I’m not wading into the controversy on this one. That’s not my (public) calling. Our company doesn’t actually have a direct response to the current headlines and we’re not doing anything different than we have been all along. Likewise, I’m not making any direct statement through this post, on this forum, regarding your situation or approach. This is one of those emotionally-charged topics that is never going to be resolved by strangers shouting at each other on the internet, but rather through respectful conversations amongst those who trust and genuinely listen to each other. But since my call is Kingdom business, I do feel compelled to share with other business leaders the relevant actions we took well over a decade ago.

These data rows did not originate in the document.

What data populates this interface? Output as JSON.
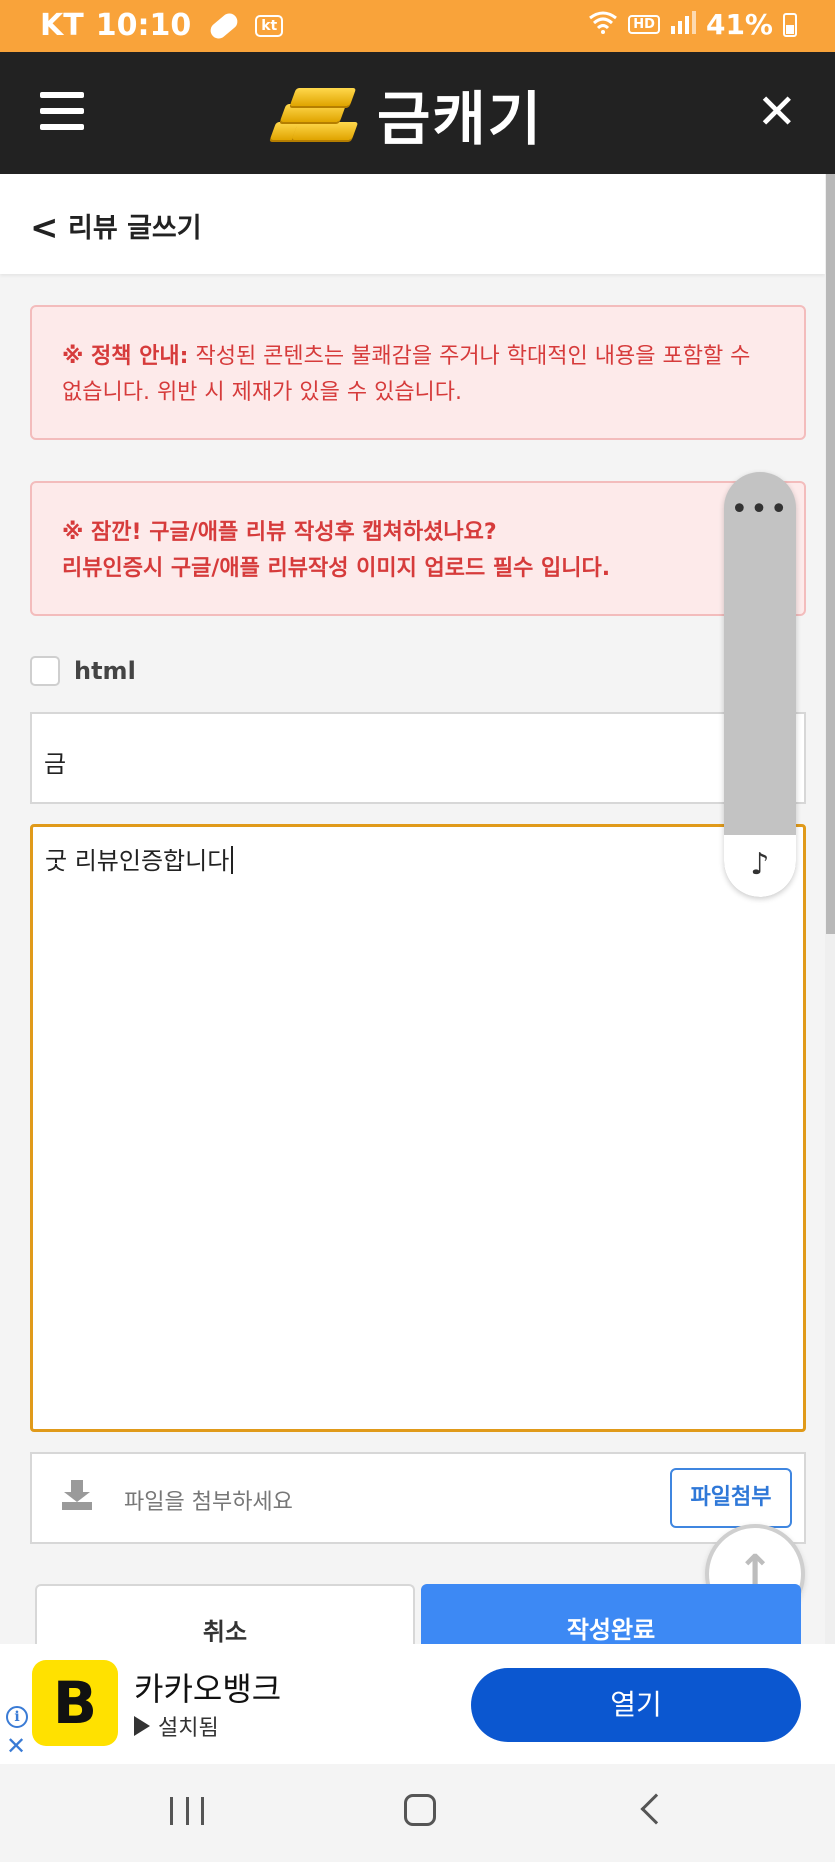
{
  "status_bar": {
    "carrier": "KT",
    "time": "10:10",
    "carrier_badge": "kt",
    "hd_badge": "HD",
    "battery": "41%"
  },
  "app_bar": {
    "title": "금캐기"
  },
  "sub_header": {
    "title": "리뷰 글쓰기"
  },
  "notices": {
    "policy_label": "※ 정책 안내:",
    "policy_text": " 작성된 콘텐츠는 불쾌감을 주거나 학대적인 내용을 포함할 수 없습니다. 위반 시 제재가 있을 수 있습니다.",
    "review_line1": "※ 잠깐! 구글/애플 리뷰 작성후 캡쳐하셨나요?",
    "review_line2": "리뷰인증시 구글/애플 리뷰작성 이미지 업로드 필수 입니다."
  },
  "form": {
    "html_label": "html",
    "subject_value": "금",
    "content_value": "굿  리뷰인증합니다",
    "attach_placeholder": "파일을 첨부하세요",
    "attach_button": "파일첨부",
    "cancel_button": "취소",
    "submit_button": "작성완료"
  },
  "floating_tool": {
    "dots": "•••",
    "note_icon": "♪"
  },
  "ad": {
    "logo_letter": "B",
    "app_name": "카카오뱅크",
    "status": "설치됨",
    "open_button": "열기",
    "info_icon": "i",
    "close_icon": "✕"
  },
  "icons": {
    "menu": "hamburger-icon",
    "close": "close-icon",
    "back": "chevron-left-icon",
    "scroll_top": "arrow-up-icon",
    "attach": "download-icon"
  },
  "colors": {
    "status_bar": "#f9a33a",
    "app_bar": "#222222",
    "notice_text": "#d63b3b",
    "accent_border": "#e09a1a",
    "submit": "#3d89f4",
    "ad_button": "#0b57d0"
  }
}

For context, here’s my family’s story. On the long drive to his basketball tourney this past weekend, my son Manny told me his Instagram was blowing up. He was referring to the Roe v Wade decision. I asked him what he thought about it. He paused for a few moments, and said, “Well, I guess I don’t care too much.” I suggested he probably ought to care, at least in time, and that he might want to do some research.

Maybe it’s not obvious from the photos – since he clearly gets his good looks from me – but we adopted my son Manny at birth.  It was ironic how some (well-meaning) people, early on, commended us for our action, like we “saved” him from some bad situation or something. But we never, ever viewed it that way. What we did is no more heroic than what any parent does. Manny is not some “good deed” we took on. He’s our son. Permanently and indistinguishably. Couldn’t be any more my son if he grew up short, slow, and white. (He’s pretty good at basketball. Clearly THAT part didn’t come from me!) If it’s not apparent, I love my son more than anything in this world and have from the beginning. It’s safe to say, though, that Manny is only my son due to God’s miraculous intervention. (Well, I love my wife and other son more than anything in the world, too, and it turns out God’s divine intervention was also in play there, but that’s another story …)

See, my son is one of those “choices” who was far more likely, statistically, to be aborted than given an opportunity to live his earthly life: teenaged, underemployed, historically-disadvantaged bio-mom and bio-dad, pregnant from a “hook up”, making a run at a relationship (ultimately unsuccessful), facing difficult socio-economic circumstances.  And the system was entirely slanted to encourage an abortion over adoption in their case. The bio-mom could have easily gone to a clinic, and received a taxpayer funded abortion with little hassle. In, out, done. No Manny. Meanwhile, the process to adopt – on both their side and ours – was arduously bureaucratic and exorbitantly expensive. (The bio-parents didn’t have to bear much of those initial costs – but it cost us $35-40K in 14-year-ago-money.)  Compared to many seeking to adopt, we had it easy, since my son was born in Florida, where the laws upheld rights of the adoptive parents. The laws in our home state of Maryland make things far more difficult, costly, and potentially heartbreaking for adoptive parents.  (Even so, while I’ll save all the details for another time, if God hadn’t intervened, many times, in ways that were obviously Him making a way where there was no way … Manny wouldn’t be my son. That’s why his full name is what it is: Emmanuel means “God with us.”)

Anyways, my son and I agreed just how courageous his bio-mom (and bio-dad) were to provide him life when the system was so stacked against it. Around that same time that my family was fighting the adoption bureaucracy, another employee was going through the nightmare process of a foster-to-adoption here in Maryland.  As he shared stories in our team meetings, it was just heartwrenching to hear all they were going through for the simple act of trying to adopt a neglected and abandoned young girl they grew to love through fostering.  We just couldn’t understand why it should be SO hard to adopt when there was so much need. (Or were we learning, perhaps, that there is so much need BECAUSE the system makes it so hard??)

In light of those experiences, we decided, as a company, over a dozen years ago, to start providing an adoption benefit to our employees. We couldn’t make the bureaucracy and hassle go away. But we could at least help our team with the exorbitant costs.  In practice, that means for any employee who chooses to provide a forever family for a child in need of one, we’ll provide a $5000 supplement towards the expenses, as well as an additional week of paid leave to help navigate the process. (As I write this, I’m thinking now’s a good time to increase that amount for inflation.) Since we’re a small company, we allow each employee to use the benefit twice. Though honestly, unless we have a sudden run on the benefit, I doubt we’d turn down a third or fourth! 

As companies rush to formulate some response to the headlines of the day, I’d strongly encourage their leaders to consider a similar program. Because a lot more Manny’s deserve a chance to live the beautiful life God has destined for them.